### Exercise requirements
Copy the data that appears below exactly. Drop the pictures.

[[ Exercise material, beginning ]]

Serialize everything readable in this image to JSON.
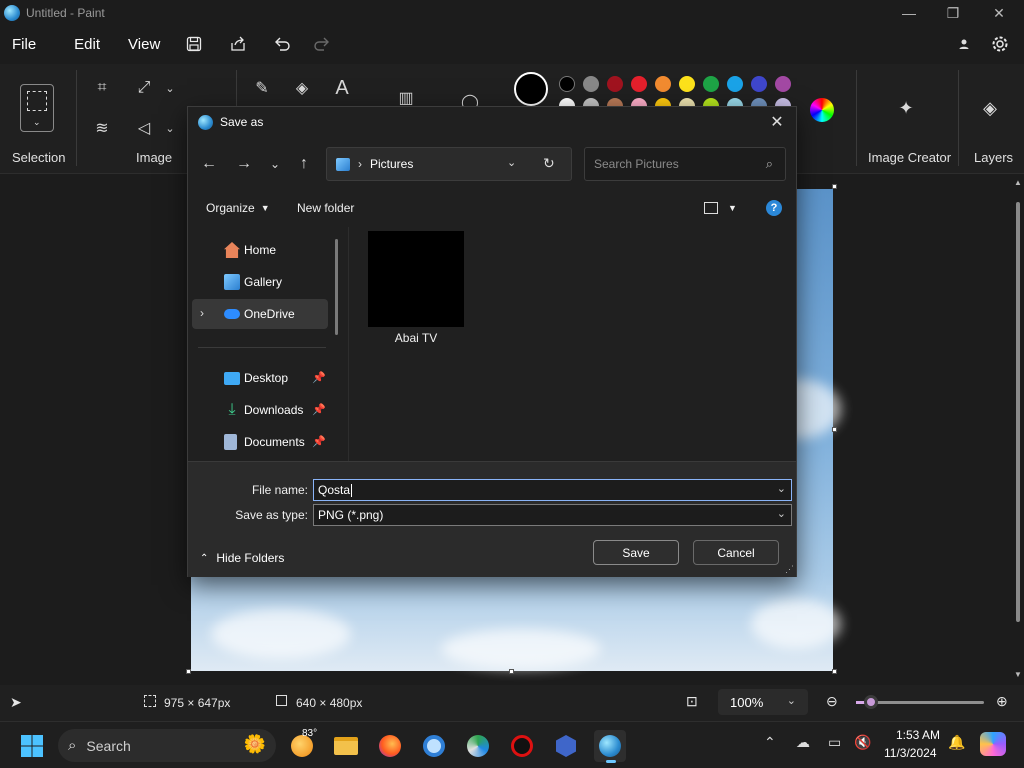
{
  "window": {
    "title": "Untitled - Paint"
  },
  "menu": {
    "file": "File",
    "edit": "Edit",
    "view": "View"
  },
  "ribbon": {
    "selection_label": "Selection",
    "image_label": "Image",
    "image_creator_label": "Image Creator",
    "layers_label": "Layers",
    "colors_row1": [
      "#000000",
      "#888888",
      "#a0131f",
      "#e5202c",
      "#f28b30",
      "#fde21b",
      "#1ea446",
      "#1aa3e8",
      "#3f47cc",
      "#a349a4"
    ],
    "colors_row2": [
      "#ffffff",
      "#c3c3c3",
      "#b97a57",
      "#ffaec9",
      "#ffc90e",
      "#efe4b0",
      "#b5e61d",
      "#99d9ea",
      "#7092be",
      "#c8bfe7"
    ]
  },
  "dialog": {
    "title": "Save as",
    "address": "Pictures",
    "search_placeholder": "Search Pictures",
    "organize": "Organize",
    "new_folder": "New folder",
    "nav": {
      "home": "Home",
      "gallery": "Gallery",
      "onedrive": "OneDrive",
      "desktop": "Desktop",
      "downloads": "Downloads",
      "documents": "Documents"
    },
    "files": [
      {
        "name": "Abai TV"
      }
    ],
    "file_name_label": "File name:",
    "file_name_value": "Qosta",
    "save_type_label": "Save as type:",
    "save_type_value": "PNG (*.png)",
    "hide_folders": "Hide Folders",
    "save": "Save",
    "cancel": "Cancel"
  },
  "status": {
    "selection_size": "975 × 647px",
    "canvas_size": "640 × 480px",
    "zoom": "100%",
    "zoom_slider_fraction": 0.12
  },
  "taskbar": {
    "search": "Search",
    "weather_temp": "83°",
    "time": "1:53 AM",
    "date": "11/3/2024"
  }
}
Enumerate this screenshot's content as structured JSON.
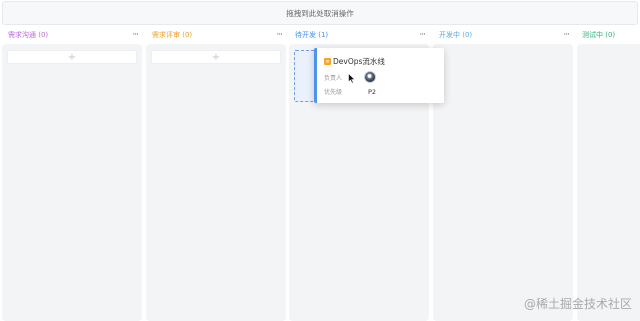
{
  "drop_zone": {
    "label": "拖拽到此处取消操作"
  },
  "columns": [
    {
      "title": "需求沟通 (0)",
      "color": "#b86bd8",
      "more": "···",
      "add": "+"
    },
    {
      "title": "需求评审 (0)",
      "color": "#f0a02c",
      "more": "···",
      "add": "+"
    },
    {
      "title": "待开发 (1)",
      "color": "#3f8cff",
      "more": "···"
    },
    {
      "title": "开发中 (0)",
      "color": "#5aa7e8",
      "more": "···"
    },
    {
      "title": "测试中 (0)",
      "color": "#2db67a"
    }
  ],
  "dragging_card": {
    "title": "DevOps流水线",
    "assignee_label": "负责人",
    "priority_label": "优先级",
    "priority_value": "P2",
    "accent": "#4f93ea",
    "icon": "task-icon"
  },
  "watermark": "@稀土掘金技术社区"
}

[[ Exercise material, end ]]

### Response
Serialize everything readable in this image to JSON.
{
  "window": {
    "title": "Untitled - Paint"
  },
  "menu": {
    "file": "File",
    "edit": "Edit",
    "view": "View"
  },
  "ribbon": {
    "selection_label": "Selection",
    "image_label": "Image",
    "image_creator_label": "Image Creator",
    "layers_label": "Layers",
    "colors_row1": [
      "#000000",
      "#888888",
      "#a0131f",
      "#e5202c",
      "#f28b30",
      "#fde21b",
      "#1ea446",
      "#1aa3e8",
      "#3f47cc",
      "#a349a4"
    ],
    "colors_row2": [
      "#ffffff",
      "#c3c3c3",
      "#b97a57",
      "#ffaec9",
      "#ffc90e",
      "#efe4b0",
      "#b5e61d",
      "#99d9ea",
      "#7092be",
      "#c8bfe7"
    ]
  },
  "dialog": {
    "title": "Save as",
    "address": "Pictures",
    "search_placeholder": "Search Pictures",
    "organize": "Organize",
    "new_folder": "New folder",
    "nav": {
      "home": "Home",
      "gallery": "Gallery",
      "onedrive": "OneDrive",
      "desktop": "Desktop",
      "downloads": "Downloads",
      "documents": "Documents"
    },
    "files": [
      {
        "name": "Abai TV"
      }
    ],
    "file_name_label": "File name:",
    "file_name_value": "Qosta",
    "save_type_label": "Save as type:",
    "save_type_value": "PNG (*.png)",
    "hide_folders": "Hide Folders",
    "save": "Save",
    "cancel": "Cancel"
  },
  "status": {
    "selection_size": "975 × 647px",
    "canvas_size": "640 × 480px",
    "zoom": "100%",
    "zoom_slider_fraction": 0.12
  },
  "taskbar": {
    "search": "Search",
    "weather_temp": "83°",
    "time": "1:53 AM",
    "date": "11/3/2024"
  }
}
Enumerate this screenshot's content as structured JSON.
{
  "drop_zone": {
    "label": "拖拽到此处取消操作"
  },
  "columns": [
    {
      "title": "需求沟通 (0)",
      "color": "#b86bd8",
      "more": "···",
      "add": "+"
    },
    {
      "title": "需求评审 (0)",
      "color": "#f0a02c",
      "more": "···",
      "add": "+"
    },
    {
      "title": "待开发 (1)",
      "color": "#3f8cff",
      "more": "···"
    },
    {
      "title": "开发中 (0)",
      "color": "#5aa7e8",
      "more": "···"
    },
    {
      "title": "测试中 (0)",
      "color": "#2db67a"
    }
  ],
  "dragging_card": {
    "title": "DevOps流水线",
    "assignee_label": "负责人",
    "priority_label": "优先级",
    "priority_value": "P2",
    "accent": "#4f93ea",
    "icon": "task-icon"
  },
  "watermark": "@稀土掘金技术社区"
}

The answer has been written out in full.